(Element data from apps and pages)
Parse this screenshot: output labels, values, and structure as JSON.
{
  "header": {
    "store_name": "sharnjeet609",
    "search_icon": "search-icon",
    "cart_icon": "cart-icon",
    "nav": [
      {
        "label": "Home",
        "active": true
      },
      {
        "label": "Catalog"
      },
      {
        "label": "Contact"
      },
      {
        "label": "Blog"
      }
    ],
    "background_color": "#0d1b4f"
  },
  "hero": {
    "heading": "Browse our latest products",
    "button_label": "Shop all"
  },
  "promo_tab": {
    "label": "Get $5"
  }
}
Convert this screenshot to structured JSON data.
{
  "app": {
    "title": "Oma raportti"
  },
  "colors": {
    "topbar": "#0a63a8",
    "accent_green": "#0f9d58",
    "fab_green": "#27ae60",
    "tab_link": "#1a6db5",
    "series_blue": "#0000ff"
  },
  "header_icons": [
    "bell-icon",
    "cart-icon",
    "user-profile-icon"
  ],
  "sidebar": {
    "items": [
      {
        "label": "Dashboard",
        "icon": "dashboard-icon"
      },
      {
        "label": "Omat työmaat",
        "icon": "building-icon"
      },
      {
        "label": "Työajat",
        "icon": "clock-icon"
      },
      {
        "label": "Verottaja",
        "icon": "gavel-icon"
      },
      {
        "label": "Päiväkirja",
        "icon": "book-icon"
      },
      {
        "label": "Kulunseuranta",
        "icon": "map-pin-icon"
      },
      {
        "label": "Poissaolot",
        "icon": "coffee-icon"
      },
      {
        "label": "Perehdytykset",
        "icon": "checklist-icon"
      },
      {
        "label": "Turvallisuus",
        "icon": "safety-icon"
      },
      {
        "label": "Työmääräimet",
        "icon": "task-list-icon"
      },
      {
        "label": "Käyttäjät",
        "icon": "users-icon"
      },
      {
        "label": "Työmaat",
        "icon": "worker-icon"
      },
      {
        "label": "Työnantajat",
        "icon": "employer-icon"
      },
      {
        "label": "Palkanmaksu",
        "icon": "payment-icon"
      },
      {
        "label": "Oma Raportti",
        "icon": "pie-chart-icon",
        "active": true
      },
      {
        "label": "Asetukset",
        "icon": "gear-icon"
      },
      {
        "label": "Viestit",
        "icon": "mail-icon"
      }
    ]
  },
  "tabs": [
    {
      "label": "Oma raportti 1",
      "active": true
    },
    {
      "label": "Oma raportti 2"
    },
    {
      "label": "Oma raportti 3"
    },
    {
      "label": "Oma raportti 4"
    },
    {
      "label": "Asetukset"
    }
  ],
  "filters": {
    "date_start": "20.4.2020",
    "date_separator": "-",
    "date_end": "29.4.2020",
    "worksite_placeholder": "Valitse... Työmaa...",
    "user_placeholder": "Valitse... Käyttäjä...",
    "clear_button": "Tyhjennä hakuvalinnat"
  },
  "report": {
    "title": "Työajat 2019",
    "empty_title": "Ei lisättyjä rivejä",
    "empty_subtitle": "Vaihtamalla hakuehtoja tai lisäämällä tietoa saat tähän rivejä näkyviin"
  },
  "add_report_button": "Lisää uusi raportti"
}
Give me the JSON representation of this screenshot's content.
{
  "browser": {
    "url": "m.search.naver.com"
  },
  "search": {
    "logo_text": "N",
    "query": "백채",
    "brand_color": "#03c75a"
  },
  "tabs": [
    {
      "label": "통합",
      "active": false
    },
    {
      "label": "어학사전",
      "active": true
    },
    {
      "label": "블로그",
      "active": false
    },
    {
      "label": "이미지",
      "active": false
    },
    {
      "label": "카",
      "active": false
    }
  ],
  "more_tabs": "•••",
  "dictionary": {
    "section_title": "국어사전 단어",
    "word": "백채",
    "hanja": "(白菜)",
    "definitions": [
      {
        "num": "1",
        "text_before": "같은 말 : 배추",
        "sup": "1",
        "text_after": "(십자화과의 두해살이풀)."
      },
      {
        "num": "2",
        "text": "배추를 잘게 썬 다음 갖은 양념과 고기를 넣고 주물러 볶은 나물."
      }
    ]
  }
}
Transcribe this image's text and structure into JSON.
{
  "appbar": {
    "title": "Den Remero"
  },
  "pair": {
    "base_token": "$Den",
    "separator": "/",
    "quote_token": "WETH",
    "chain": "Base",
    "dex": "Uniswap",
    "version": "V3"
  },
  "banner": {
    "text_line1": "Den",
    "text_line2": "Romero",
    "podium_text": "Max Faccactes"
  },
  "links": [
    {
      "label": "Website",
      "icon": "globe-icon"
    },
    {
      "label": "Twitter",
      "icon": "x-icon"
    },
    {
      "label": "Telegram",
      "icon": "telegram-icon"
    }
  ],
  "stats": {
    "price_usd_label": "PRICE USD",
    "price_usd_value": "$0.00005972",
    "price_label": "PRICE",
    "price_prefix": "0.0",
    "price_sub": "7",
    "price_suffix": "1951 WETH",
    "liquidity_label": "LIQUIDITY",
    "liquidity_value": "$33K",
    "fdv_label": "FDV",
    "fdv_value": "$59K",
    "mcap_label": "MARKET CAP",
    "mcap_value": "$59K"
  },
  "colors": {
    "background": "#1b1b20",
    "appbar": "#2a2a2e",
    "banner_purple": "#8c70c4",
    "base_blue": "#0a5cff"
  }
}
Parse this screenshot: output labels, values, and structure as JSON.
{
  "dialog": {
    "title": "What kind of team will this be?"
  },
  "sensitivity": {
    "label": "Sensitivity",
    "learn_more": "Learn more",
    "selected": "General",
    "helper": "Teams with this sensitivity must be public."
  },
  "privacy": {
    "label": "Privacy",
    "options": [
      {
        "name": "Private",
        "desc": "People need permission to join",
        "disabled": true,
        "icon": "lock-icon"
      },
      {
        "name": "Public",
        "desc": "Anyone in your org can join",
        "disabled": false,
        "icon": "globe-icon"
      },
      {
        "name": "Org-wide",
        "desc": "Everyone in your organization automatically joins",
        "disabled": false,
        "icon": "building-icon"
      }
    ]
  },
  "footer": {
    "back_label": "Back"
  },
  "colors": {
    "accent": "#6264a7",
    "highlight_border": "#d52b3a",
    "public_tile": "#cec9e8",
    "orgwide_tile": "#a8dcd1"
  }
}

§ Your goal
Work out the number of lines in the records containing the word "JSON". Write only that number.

§ Response
5